Which lines of the entries hold the string "Yellow"? Copy each one.

[Opening Exercise data section]

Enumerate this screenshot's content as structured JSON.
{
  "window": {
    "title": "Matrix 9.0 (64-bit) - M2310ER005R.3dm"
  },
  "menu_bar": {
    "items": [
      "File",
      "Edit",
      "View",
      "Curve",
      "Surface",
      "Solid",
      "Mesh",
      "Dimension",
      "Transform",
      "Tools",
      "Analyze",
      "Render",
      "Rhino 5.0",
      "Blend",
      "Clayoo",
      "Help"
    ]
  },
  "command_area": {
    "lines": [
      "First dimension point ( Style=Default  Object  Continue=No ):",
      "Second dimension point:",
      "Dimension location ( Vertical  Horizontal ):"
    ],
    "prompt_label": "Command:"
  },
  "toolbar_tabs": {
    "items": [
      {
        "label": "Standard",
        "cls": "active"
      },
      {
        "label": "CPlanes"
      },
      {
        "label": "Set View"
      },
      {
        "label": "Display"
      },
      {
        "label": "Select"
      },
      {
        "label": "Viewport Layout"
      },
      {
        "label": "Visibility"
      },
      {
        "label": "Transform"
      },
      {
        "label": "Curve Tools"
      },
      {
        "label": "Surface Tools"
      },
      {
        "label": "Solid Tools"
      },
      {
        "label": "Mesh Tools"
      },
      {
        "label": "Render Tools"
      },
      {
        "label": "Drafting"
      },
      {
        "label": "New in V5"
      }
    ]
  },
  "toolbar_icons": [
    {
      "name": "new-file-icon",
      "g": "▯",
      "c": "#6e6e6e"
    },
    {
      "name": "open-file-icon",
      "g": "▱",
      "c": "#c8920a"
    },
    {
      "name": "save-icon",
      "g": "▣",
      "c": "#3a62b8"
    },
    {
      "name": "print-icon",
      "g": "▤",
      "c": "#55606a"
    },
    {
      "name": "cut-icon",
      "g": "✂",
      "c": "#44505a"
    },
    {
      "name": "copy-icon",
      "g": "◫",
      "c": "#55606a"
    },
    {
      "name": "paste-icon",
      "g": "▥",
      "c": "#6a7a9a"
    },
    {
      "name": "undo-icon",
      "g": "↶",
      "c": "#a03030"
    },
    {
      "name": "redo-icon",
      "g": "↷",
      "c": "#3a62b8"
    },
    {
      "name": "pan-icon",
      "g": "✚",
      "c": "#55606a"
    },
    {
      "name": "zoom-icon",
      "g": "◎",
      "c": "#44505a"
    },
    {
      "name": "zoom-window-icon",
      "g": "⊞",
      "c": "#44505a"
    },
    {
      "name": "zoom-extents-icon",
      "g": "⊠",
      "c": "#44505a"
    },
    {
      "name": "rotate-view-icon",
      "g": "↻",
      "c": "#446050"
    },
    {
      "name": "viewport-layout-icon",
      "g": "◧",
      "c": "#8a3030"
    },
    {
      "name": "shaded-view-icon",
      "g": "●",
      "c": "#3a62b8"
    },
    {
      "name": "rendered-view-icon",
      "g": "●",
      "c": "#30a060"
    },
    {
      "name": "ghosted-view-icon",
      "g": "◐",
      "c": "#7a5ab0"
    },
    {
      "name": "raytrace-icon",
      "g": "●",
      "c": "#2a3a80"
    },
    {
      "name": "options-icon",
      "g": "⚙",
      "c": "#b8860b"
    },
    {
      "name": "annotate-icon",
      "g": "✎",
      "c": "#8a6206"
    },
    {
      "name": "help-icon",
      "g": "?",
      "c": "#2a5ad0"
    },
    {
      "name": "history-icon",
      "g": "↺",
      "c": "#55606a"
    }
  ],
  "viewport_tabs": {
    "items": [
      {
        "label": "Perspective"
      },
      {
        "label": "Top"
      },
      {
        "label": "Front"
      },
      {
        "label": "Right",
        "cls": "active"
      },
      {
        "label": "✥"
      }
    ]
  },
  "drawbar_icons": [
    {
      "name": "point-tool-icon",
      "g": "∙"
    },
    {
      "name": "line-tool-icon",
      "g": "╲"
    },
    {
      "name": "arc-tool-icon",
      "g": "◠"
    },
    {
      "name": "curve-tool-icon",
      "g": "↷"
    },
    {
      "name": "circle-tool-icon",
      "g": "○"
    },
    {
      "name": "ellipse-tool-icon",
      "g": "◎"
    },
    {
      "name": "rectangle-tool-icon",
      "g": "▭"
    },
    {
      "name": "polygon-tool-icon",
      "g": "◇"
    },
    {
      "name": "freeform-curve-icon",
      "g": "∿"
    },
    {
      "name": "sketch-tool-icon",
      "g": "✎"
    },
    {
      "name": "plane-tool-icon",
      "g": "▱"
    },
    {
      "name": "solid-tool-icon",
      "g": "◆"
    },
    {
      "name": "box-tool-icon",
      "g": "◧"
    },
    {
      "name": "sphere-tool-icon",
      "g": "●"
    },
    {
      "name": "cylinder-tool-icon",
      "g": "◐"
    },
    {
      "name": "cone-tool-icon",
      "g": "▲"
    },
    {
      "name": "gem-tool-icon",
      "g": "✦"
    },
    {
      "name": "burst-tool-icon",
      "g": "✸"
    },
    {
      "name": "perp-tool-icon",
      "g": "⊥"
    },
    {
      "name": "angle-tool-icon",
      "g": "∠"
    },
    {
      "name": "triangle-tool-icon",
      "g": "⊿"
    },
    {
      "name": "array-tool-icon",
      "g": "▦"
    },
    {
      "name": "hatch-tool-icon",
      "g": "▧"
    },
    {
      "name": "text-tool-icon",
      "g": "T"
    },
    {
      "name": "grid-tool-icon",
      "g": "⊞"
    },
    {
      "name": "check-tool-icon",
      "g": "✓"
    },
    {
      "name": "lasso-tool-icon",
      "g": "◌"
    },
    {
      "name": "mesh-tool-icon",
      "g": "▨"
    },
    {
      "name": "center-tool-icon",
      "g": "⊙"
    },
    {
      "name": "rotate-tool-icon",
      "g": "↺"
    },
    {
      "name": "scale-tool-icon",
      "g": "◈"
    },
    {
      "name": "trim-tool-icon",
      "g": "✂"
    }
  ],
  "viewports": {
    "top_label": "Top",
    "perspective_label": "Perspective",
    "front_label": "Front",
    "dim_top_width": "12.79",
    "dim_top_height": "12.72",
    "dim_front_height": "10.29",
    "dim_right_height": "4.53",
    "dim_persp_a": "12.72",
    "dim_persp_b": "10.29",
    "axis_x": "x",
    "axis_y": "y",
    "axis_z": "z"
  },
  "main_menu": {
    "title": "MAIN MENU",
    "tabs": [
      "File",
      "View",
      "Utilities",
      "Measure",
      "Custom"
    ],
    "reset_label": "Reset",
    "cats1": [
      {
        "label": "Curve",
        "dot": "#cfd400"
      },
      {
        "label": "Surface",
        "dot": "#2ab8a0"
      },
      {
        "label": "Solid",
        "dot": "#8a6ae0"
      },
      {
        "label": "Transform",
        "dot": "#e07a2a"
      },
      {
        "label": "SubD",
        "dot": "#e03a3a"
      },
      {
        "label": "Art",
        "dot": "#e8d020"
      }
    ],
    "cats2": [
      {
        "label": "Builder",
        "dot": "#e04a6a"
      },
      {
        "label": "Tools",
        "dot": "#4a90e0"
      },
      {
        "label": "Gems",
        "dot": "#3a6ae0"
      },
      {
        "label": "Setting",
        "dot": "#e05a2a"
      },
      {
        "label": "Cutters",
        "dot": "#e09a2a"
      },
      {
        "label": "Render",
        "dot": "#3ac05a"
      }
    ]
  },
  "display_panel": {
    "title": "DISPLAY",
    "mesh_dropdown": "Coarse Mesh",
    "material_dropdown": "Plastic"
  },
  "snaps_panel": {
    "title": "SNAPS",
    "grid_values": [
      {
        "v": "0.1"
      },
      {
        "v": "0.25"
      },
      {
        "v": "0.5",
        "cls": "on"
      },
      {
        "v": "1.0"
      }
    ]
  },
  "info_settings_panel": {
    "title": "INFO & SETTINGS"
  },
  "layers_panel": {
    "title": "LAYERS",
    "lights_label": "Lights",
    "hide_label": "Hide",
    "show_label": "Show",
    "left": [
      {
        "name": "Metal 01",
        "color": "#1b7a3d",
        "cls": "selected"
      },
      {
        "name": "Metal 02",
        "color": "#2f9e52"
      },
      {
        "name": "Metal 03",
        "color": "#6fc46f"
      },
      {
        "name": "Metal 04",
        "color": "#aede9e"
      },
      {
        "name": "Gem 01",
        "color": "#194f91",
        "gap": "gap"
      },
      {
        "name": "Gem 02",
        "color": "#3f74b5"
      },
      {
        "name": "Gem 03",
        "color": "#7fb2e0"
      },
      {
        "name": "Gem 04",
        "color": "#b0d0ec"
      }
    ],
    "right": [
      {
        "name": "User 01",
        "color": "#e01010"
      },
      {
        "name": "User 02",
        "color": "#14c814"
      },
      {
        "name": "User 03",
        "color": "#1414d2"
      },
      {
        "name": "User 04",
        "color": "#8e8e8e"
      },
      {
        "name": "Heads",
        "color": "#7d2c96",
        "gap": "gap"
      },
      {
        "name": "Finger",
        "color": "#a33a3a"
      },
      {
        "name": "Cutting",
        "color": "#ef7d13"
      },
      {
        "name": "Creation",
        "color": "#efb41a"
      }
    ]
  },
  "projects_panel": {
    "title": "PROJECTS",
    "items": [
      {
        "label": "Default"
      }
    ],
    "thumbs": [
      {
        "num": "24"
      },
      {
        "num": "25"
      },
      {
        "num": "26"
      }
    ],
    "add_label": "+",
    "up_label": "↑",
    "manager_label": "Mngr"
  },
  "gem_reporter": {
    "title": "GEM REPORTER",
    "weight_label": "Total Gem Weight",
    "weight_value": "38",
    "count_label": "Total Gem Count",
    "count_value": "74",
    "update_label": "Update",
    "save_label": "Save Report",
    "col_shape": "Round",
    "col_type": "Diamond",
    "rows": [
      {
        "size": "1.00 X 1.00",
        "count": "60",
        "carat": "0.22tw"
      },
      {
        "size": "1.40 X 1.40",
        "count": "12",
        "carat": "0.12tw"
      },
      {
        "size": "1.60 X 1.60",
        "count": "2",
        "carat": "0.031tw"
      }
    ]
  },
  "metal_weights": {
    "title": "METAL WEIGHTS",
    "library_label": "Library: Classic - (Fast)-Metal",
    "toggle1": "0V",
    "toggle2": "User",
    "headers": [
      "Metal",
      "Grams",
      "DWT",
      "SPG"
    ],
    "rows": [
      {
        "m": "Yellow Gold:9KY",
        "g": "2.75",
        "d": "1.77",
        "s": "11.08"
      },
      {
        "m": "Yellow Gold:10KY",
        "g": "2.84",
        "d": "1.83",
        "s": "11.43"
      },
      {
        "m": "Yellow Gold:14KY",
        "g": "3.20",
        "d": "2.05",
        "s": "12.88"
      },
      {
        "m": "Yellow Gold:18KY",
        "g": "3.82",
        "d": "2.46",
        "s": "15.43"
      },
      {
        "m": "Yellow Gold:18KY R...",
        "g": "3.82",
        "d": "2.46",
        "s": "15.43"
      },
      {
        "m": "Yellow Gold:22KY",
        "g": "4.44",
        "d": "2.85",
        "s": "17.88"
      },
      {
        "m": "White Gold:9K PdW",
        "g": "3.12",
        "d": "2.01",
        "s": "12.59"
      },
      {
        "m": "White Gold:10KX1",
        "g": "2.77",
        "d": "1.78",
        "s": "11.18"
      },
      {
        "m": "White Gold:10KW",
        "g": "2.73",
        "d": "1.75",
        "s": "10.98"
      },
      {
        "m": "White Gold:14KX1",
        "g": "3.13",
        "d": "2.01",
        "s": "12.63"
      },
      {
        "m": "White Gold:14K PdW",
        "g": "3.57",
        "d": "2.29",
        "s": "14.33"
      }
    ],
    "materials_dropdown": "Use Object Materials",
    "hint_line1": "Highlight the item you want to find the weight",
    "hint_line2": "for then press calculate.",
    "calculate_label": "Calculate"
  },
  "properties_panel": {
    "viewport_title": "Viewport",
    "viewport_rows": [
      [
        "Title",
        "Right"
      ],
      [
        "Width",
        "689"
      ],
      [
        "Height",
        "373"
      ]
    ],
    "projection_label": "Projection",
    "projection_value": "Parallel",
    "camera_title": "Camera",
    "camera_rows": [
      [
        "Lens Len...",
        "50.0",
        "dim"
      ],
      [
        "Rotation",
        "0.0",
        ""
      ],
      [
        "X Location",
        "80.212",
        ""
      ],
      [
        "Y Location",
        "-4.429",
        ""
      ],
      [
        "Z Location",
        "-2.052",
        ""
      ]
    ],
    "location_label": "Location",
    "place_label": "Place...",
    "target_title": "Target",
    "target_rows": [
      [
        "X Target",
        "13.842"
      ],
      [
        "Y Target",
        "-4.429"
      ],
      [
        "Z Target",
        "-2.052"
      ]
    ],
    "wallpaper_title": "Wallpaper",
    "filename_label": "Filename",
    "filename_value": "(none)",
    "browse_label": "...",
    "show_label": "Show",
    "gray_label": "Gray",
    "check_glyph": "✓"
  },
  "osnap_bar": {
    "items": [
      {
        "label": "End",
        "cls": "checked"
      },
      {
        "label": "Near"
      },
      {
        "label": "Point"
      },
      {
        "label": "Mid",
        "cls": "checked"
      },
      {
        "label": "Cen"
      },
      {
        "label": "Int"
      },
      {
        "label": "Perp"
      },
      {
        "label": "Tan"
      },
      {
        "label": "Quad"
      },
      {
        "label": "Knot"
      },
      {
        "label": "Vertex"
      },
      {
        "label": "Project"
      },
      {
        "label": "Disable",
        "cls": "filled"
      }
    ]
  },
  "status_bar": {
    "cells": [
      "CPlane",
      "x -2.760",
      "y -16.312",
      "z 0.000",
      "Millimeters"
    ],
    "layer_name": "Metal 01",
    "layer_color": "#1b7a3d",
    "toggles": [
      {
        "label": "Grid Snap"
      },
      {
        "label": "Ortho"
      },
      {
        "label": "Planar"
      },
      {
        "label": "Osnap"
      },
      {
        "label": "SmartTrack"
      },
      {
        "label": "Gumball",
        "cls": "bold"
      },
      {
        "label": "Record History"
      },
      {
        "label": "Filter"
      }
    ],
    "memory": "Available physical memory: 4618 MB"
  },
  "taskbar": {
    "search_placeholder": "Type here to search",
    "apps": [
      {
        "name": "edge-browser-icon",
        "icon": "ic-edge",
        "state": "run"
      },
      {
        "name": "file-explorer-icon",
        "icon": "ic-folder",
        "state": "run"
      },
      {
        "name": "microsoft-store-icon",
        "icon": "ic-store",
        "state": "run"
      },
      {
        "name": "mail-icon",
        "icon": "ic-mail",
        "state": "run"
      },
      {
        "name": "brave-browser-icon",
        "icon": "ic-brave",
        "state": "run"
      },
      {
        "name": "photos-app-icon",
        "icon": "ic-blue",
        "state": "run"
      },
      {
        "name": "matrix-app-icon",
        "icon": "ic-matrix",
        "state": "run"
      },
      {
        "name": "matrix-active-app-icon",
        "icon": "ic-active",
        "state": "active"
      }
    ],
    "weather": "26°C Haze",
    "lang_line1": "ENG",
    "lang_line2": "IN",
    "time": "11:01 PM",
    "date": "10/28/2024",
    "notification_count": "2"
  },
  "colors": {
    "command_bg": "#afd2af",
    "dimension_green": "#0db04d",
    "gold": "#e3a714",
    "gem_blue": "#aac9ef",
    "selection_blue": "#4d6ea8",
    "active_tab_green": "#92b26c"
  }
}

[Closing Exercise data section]

__Task solution__
        "m": "Yellow Gold:9KY",
        "m": "Yellow Gold:10KY",
        "m": "Yellow Gold:14KY",
        "m": "Yellow Gold:18KY",
        "m": "Yellow Gold:18KY R...",
        "m": "Yellow Gold:22KY",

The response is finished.